# Exercise prompt:
A verbatim copy of all the data is required; the pictures should not appear in it.

# Dataset content:
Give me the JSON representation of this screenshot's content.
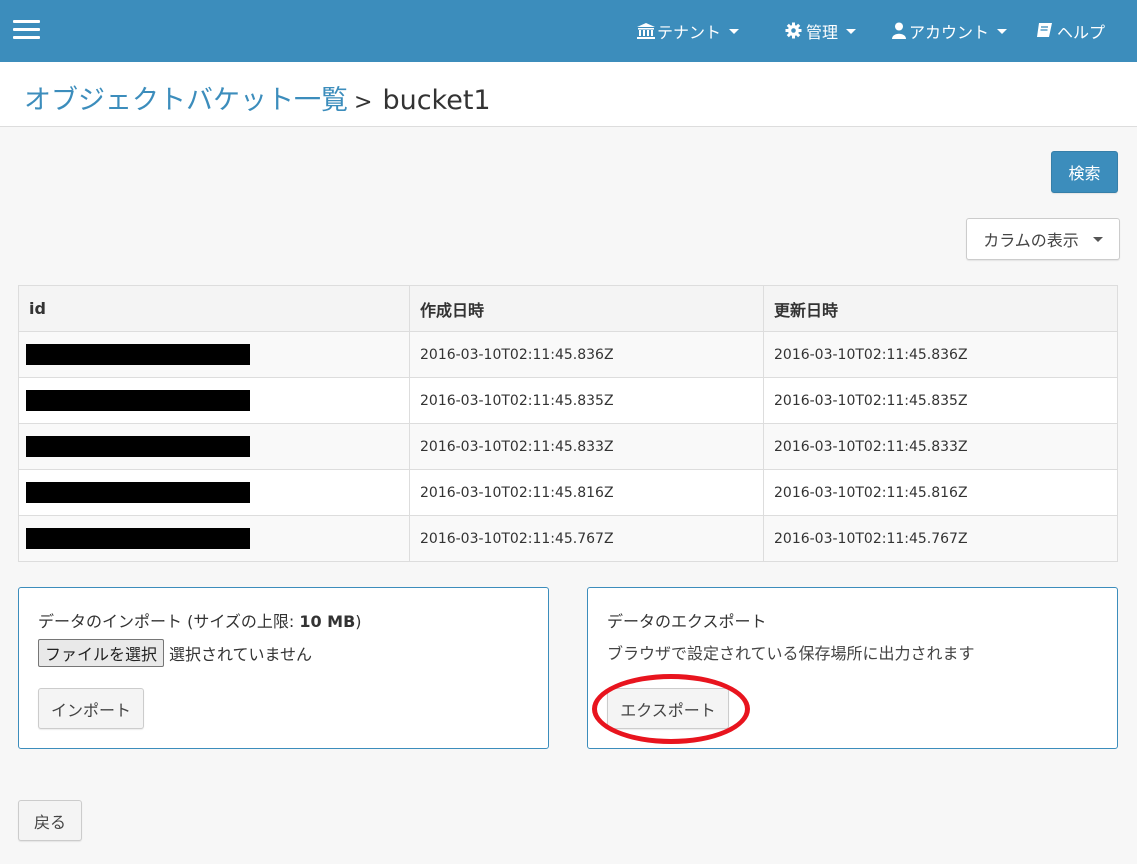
{
  "nav": {
    "tenant": "テナント",
    "admin": "管理",
    "account": "アカウント",
    "help": "ヘルプ"
  },
  "breadcrumb": {
    "parent": "オブジェクトバケット一覧",
    "separator": ">",
    "current": "bucket1"
  },
  "toolbar": {
    "search_label": "検索",
    "columns_label": "カラムの表示"
  },
  "table": {
    "headers": [
      "id",
      "作成日時",
      "更新日時"
    ],
    "rows": [
      {
        "created": "2016-03-10T02:11:45.836Z",
        "updated": "2016-03-10T02:11:45.836Z"
      },
      {
        "created": "2016-03-10T02:11:45.835Z",
        "updated": "2016-03-10T02:11:45.835Z"
      },
      {
        "created": "2016-03-10T02:11:45.833Z",
        "updated": "2016-03-10T02:11:45.833Z"
      },
      {
        "created": "2016-03-10T02:11:45.816Z",
        "updated": "2016-03-10T02:11:45.816Z"
      },
      {
        "created": "2016-03-10T02:11:45.767Z",
        "updated": "2016-03-10T02:11:45.767Z"
      }
    ]
  },
  "import_panel": {
    "title_main": "データのインポート (サイズの上限: ",
    "title_limit": "10 MB",
    "title_close": ")",
    "file_button": "ファイルを選択",
    "file_status": "選択されていません",
    "import_button": "インポート"
  },
  "export_panel": {
    "title": "データのエクスポート",
    "description": "ブラウザで設定されている保存場所に出力されます",
    "export_button": "エクスポート"
  },
  "back_button": "戻る",
  "colors": {
    "brand": "#3c8dbc",
    "highlight": "#e8141e"
  }
}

# Task result:
Give me the JSON representation of this screenshot's content.
{
  "nav": {
    "tenant": "テナント",
    "admin": "管理",
    "account": "アカウント",
    "help": "ヘルプ"
  },
  "breadcrumb": {
    "parent": "オブジェクトバケット一覧",
    "separator": ">",
    "current": "bucket1"
  },
  "toolbar": {
    "search_label": "検索",
    "columns_label": "カラムの表示"
  },
  "table": {
    "headers": [
      "id",
      "作成日時",
      "更新日時"
    ],
    "rows": [
      {
        "created": "2016-03-10T02:11:45.836Z",
        "updated": "2016-03-10T02:11:45.836Z"
      },
      {
        "created": "2016-03-10T02:11:45.835Z",
        "updated": "2016-03-10T02:11:45.835Z"
      },
      {
        "created": "2016-03-10T02:11:45.833Z",
        "updated": "2016-03-10T02:11:45.833Z"
      },
      {
        "created": "2016-03-10T02:11:45.816Z",
        "updated": "2016-03-10T02:11:45.816Z"
      },
      {
        "created": "2016-03-10T02:11:45.767Z",
        "updated": "2016-03-10T02:11:45.767Z"
      }
    ]
  },
  "import_panel": {
    "title_main": "データのインポート (サイズの上限: ",
    "title_limit": "10 MB",
    "title_close": ")",
    "file_button": "ファイルを選択",
    "file_status": "選択されていません",
    "import_button": "インポート"
  },
  "export_panel": {
    "title": "データのエクスポート",
    "description": "ブラウザで設定されている保存場所に出力されます",
    "export_button": "エクスポート"
  },
  "back_button": "戻る",
  "colors": {
    "brand": "#3c8dbc",
    "highlight": "#e8141e"
  }
}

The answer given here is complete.